First published in 2009. This book argues that the images of and allusions to music in Shelley’s writing demonstrate his attempt to infuse the traditionally masculine word with the traditionally feminine voice and music. This further extends to his even more fundamental desire to integrate the "object voice" with his own subjectivity. For Shelley, what plagues this integration is the prospect of losing both the poet’s authority and the subjectivity upon which it relies. This book asserts that the resultant deadlock and instability paradoxically becomes Shelley’s ultimate goal — creating a steady state of suspension that finally preserves both his authority and his humanity.
List of Abbreviations; Acknowledgements; Introduction; 1 Subjectivity and the Self-Present Voice 2 Poetic Authority and "Interpassivity" 3 Sounding the "Real" 4 Power, Desire and Poetics; Conclusion: Fantasy and Renunciation; Bibliography; Index
Percy Shelley is widely considered one of the most important Romantic poets of the 19th Century and was a key influence on the Victorian and pre-Raphaelite poets in the century following his death in 1822. However, for many years his writing was largely ignored in the mainstream due to the radical politics he espoused and it is only in relatively recent times he has become universally admired.
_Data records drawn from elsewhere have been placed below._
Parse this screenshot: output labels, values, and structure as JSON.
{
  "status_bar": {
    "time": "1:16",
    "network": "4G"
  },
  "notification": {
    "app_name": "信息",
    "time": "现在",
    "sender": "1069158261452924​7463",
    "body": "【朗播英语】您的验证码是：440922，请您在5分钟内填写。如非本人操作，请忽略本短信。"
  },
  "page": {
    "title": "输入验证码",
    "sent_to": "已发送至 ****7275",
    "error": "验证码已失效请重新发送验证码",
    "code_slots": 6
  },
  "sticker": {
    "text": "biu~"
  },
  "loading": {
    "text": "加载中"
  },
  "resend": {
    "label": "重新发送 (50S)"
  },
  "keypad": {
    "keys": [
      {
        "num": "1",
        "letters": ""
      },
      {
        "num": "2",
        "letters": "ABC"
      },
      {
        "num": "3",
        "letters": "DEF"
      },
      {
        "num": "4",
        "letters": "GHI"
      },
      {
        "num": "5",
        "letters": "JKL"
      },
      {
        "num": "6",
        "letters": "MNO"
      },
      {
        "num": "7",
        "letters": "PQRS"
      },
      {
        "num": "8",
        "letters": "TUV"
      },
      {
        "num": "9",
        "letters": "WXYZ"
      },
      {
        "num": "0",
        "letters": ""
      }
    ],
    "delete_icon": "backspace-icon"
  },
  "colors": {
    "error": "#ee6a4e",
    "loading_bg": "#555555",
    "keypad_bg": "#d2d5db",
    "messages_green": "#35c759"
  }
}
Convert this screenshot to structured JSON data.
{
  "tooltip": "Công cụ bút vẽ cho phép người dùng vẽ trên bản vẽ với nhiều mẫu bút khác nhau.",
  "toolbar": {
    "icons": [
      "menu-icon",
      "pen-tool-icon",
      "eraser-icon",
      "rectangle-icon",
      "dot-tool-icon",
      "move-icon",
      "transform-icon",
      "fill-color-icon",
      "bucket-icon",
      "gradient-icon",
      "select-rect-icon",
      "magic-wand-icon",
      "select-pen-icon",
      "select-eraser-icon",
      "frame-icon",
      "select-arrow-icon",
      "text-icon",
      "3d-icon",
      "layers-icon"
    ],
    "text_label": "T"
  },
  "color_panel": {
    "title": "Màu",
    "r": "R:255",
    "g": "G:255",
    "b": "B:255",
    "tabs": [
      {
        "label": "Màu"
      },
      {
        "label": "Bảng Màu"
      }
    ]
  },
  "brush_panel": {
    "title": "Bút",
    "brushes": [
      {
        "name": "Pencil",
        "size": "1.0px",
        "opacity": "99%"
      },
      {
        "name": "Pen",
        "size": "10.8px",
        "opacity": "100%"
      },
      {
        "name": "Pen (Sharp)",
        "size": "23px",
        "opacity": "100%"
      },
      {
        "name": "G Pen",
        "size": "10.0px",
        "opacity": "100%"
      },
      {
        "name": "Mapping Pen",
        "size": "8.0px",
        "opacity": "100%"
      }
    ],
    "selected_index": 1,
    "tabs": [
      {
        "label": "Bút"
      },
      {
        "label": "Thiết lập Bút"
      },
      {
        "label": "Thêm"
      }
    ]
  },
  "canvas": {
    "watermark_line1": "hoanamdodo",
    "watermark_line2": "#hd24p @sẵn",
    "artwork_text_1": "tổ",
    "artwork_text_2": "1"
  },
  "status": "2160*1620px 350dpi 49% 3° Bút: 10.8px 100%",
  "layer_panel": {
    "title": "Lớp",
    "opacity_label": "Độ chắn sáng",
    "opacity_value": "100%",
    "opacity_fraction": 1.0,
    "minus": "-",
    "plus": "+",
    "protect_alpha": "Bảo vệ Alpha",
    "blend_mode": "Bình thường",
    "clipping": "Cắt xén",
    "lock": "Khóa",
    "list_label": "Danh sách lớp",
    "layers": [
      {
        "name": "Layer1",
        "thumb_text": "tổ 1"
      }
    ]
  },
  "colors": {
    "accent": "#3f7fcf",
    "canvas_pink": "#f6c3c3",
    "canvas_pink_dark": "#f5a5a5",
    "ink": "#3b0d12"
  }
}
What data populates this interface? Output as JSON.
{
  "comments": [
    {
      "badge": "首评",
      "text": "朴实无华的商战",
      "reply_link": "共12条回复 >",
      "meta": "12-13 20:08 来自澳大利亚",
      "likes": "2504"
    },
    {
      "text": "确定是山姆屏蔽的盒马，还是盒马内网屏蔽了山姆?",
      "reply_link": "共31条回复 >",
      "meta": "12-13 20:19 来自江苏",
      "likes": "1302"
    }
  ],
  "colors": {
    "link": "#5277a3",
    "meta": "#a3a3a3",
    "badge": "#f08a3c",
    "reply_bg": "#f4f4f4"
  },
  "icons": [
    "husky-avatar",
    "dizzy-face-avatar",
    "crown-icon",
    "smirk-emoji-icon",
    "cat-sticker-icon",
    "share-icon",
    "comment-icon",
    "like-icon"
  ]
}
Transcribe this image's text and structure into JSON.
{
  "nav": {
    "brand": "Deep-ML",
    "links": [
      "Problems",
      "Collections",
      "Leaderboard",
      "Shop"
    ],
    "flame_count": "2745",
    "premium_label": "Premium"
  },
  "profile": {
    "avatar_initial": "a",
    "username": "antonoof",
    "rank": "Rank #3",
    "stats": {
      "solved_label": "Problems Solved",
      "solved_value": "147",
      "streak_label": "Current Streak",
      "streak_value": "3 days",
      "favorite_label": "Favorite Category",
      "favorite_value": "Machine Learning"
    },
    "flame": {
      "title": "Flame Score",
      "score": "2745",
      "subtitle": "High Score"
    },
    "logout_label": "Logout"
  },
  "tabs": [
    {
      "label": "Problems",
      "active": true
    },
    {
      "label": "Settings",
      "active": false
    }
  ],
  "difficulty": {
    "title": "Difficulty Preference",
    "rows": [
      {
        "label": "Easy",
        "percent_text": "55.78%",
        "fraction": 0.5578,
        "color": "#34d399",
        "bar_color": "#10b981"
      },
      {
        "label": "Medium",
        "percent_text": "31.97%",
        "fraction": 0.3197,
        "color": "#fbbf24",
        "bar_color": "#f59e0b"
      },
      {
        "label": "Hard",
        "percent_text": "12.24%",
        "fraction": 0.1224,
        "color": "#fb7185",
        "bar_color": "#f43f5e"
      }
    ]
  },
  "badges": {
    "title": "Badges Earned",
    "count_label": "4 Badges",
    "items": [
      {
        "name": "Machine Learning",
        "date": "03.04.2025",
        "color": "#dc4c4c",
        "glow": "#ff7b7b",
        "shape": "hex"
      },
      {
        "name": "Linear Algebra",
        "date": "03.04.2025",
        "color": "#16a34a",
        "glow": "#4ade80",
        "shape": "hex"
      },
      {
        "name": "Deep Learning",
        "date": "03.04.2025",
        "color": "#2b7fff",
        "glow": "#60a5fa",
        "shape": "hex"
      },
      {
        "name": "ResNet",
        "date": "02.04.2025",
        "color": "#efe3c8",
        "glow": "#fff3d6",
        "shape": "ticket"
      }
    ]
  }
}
Routledge Library Editions: Percy Shelley collects a broad range of scholarship ranging from examinations of Shelley’s style and political intentions to an assessment of his impact on the broader Romantic Movement. This set reissues 4 books on Percy Shelley originally published between 1945 and 2009 and will be of interest to students of literature and literary history.